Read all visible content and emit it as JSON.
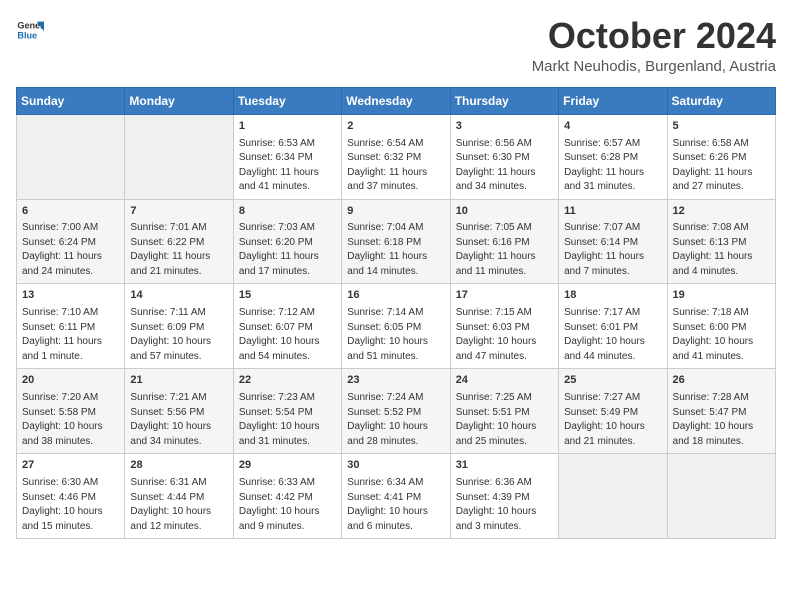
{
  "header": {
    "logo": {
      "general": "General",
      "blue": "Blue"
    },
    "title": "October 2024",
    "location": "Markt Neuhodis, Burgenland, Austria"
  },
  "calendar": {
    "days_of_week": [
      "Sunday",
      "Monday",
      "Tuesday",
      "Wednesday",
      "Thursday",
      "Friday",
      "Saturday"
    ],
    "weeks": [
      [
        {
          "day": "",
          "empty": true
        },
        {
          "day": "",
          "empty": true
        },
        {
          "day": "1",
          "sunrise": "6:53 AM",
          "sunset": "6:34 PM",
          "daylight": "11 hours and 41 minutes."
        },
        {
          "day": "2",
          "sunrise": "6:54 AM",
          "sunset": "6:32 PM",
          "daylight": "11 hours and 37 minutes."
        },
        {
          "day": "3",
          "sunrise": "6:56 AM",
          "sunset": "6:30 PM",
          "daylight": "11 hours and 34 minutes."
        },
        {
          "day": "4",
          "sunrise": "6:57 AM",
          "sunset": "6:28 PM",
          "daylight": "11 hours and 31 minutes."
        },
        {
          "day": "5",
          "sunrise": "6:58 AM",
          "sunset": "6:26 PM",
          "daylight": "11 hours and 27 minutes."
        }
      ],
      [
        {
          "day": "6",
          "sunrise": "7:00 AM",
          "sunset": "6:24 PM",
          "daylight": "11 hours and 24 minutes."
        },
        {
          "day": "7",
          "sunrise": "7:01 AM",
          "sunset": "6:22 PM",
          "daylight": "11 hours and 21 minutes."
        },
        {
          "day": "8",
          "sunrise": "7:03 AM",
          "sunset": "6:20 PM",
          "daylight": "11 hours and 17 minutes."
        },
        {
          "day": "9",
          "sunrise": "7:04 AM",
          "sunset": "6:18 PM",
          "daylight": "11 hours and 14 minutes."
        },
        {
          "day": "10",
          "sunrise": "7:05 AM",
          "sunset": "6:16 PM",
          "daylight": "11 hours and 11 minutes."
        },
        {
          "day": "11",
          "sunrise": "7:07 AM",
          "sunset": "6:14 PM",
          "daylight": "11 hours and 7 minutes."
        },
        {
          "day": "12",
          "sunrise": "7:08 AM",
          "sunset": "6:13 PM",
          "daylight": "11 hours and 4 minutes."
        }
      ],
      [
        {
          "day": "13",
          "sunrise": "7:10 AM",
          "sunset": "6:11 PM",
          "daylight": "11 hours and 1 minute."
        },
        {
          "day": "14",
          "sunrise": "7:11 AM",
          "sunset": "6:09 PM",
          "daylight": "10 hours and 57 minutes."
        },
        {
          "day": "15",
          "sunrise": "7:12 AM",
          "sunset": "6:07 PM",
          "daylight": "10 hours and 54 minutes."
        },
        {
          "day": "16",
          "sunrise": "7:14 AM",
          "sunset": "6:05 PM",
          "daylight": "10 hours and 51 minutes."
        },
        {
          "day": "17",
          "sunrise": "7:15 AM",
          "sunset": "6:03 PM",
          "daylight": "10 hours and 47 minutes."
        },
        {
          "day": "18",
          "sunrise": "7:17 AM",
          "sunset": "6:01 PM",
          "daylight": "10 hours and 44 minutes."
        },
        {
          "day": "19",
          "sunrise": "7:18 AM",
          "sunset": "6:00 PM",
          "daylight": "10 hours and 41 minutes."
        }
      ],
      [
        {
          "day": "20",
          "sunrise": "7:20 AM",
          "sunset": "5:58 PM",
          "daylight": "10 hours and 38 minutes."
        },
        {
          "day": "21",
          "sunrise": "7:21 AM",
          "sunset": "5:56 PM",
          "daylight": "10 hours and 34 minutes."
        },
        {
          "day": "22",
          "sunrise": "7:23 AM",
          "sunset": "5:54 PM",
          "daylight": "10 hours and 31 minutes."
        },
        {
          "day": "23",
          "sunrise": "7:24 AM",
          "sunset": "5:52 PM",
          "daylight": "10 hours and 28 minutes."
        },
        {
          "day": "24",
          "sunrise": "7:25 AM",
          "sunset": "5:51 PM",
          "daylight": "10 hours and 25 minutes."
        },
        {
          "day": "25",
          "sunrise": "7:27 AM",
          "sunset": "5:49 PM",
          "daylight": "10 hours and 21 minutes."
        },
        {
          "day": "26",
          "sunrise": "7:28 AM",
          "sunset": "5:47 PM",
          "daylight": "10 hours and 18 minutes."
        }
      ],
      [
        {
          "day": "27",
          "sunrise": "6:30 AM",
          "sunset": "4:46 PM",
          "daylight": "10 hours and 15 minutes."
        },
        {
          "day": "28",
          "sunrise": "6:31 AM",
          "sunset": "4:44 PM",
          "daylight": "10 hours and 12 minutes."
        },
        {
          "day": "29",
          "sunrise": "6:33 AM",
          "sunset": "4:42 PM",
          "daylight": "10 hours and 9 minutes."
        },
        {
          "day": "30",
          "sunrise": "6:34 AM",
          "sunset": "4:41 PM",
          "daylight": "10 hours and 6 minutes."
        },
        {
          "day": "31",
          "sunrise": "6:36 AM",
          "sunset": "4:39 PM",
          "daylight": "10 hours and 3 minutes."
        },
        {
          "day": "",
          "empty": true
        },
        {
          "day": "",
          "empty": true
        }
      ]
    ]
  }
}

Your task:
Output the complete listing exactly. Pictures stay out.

Exercise solution:
Read all visible content and emit it as JSON.
{
  "header": {
    "logo": {
      "general": "General",
      "blue": "Blue"
    },
    "title": "October 2024",
    "location": "Markt Neuhodis, Burgenland, Austria"
  },
  "calendar": {
    "days_of_week": [
      "Sunday",
      "Monday",
      "Tuesday",
      "Wednesday",
      "Thursday",
      "Friday",
      "Saturday"
    ],
    "weeks": [
      [
        {
          "day": "",
          "empty": true
        },
        {
          "day": "",
          "empty": true
        },
        {
          "day": "1",
          "sunrise": "6:53 AM",
          "sunset": "6:34 PM",
          "daylight": "11 hours and 41 minutes."
        },
        {
          "day": "2",
          "sunrise": "6:54 AM",
          "sunset": "6:32 PM",
          "daylight": "11 hours and 37 minutes."
        },
        {
          "day": "3",
          "sunrise": "6:56 AM",
          "sunset": "6:30 PM",
          "daylight": "11 hours and 34 minutes."
        },
        {
          "day": "4",
          "sunrise": "6:57 AM",
          "sunset": "6:28 PM",
          "daylight": "11 hours and 31 minutes."
        },
        {
          "day": "5",
          "sunrise": "6:58 AM",
          "sunset": "6:26 PM",
          "daylight": "11 hours and 27 minutes."
        }
      ],
      [
        {
          "day": "6",
          "sunrise": "7:00 AM",
          "sunset": "6:24 PM",
          "daylight": "11 hours and 24 minutes."
        },
        {
          "day": "7",
          "sunrise": "7:01 AM",
          "sunset": "6:22 PM",
          "daylight": "11 hours and 21 minutes."
        },
        {
          "day": "8",
          "sunrise": "7:03 AM",
          "sunset": "6:20 PM",
          "daylight": "11 hours and 17 minutes."
        },
        {
          "day": "9",
          "sunrise": "7:04 AM",
          "sunset": "6:18 PM",
          "daylight": "11 hours and 14 minutes."
        },
        {
          "day": "10",
          "sunrise": "7:05 AM",
          "sunset": "6:16 PM",
          "daylight": "11 hours and 11 minutes."
        },
        {
          "day": "11",
          "sunrise": "7:07 AM",
          "sunset": "6:14 PM",
          "daylight": "11 hours and 7 minutes."
        },
        {
          "day": "12",
          "sunrise": "7:08 AM",
          "sunset": "6:13 PM",
          "daylight": "11 hours and 4 minutes."
        }
      ],
      [
        {
          "day": "13",
          "sunrise": "7:10 AM",
          "sunset": "6:11 PM",
          "daylight": "11 hours and 1 minute."
        },
        {
          "day": "14",
          "sunrise": "7:11 AM",
          "sunset": "6:09 PM",
          "daylight": "10 hours and 57 minutes."
        },
        {
          "day": "15",
          "sunrise": "7:12 AM",
          "sunset": "6:07 PM",
          "daylight": "10 hours and 54 minutes."
        },
        {
          "day": "16",
          "sunrise": "7:14 AM",
          "sunset": "6:05 PM",
          "daylight": "10 hours and 51 minutes."
        },
        {
          "day": "17",
          "sunrise": "7:15 AM",
          "sunset": "6:03 PM",
          "daylight": "10 hours and 47 minutes."
        },
        {
          "day": "18",
          "sunrise": "7:17 AM",
          "sunset": "6:01 PM",
          "daylight": "10 hours and 44 minutes."
        },
        {
          "day": "19",
          "sunrise": "7:18 AM",
          "sunset": "6:00 PM",
          "daylight": "10 hours and 41 minutes."
        }
      ],
      [
        {
          "day": "20",
          "sunrise": "7:20 AM",
          "sunset": "5:58 PM",
          "daylight": "10 hours and 38 minutes."
        },
        {
          "day": "21",
          "sunrise": "7:21 AM",
          "sunset": "5:56 PM",
          "daylight": "10 hours and 34 minutes."
        },
        {
          "day": "22",
          "sunrise": "7:23 AM",
          "sunset": "5:54 PM",
          "daylight": "10 hours and 31 minutes."
        },
        {
          "day": "23",
          "sunrise": "7:24 AM",
          "sunset": "5:52 PM",
          "daylight": "10 hours and 28 minutes."
        },
        {
          "day": "24",
          "sunrise": "7:25 AM",
          "sunset": "5:51 PM",
          "daylight": "10 hours and 25 minutes."
        },
        {
          "day": "25",
          "sunrise": "7:27 AM",
          "sunset": "5:49 PM",
          "daylight": "10 hours and 21 minutes."
        },
        {
          "day": "26",
          "sunrise": "7:28 AM",
          "sunset": "5:47 PM",
          "daylight": "10 hours and 18 minutes."
        }
      ],
      [
        {
          "day": "27",
          "sunrise": "6:30 AM",
          "sunset": "4:46 PM",
          "daylight": "10 hours and 15 minutes."
        },
        {
          "day": "28",
          "sunrise": "6:31 AM",
          "sunset": "4:44 PM",
          "daylight": "10 hours and 12 minutes."
        },
        {
          "day": "29",
          "sunrise": "6:33 AM",
          "sunset": "4:42 PM",
          "daylight": "10 hours and 9 minutes."
        },
        {
          "day": "30",
          "sunrise": "6:34 AM",
          "sunset": "4:41 PM",
          "daylight": "10 hours and 6 minutes."
        },
        {
          "day": "31",
          "sunrise": "6:36 AM",
          "sunset": "4:39 PM",
          "daylight": "10 hours and 3 minutes."
        },
        {
          "day": "",
          "empty": true
        },
        {
          "day": "",
          "empty": true
        }
      ]
    ]
  }
}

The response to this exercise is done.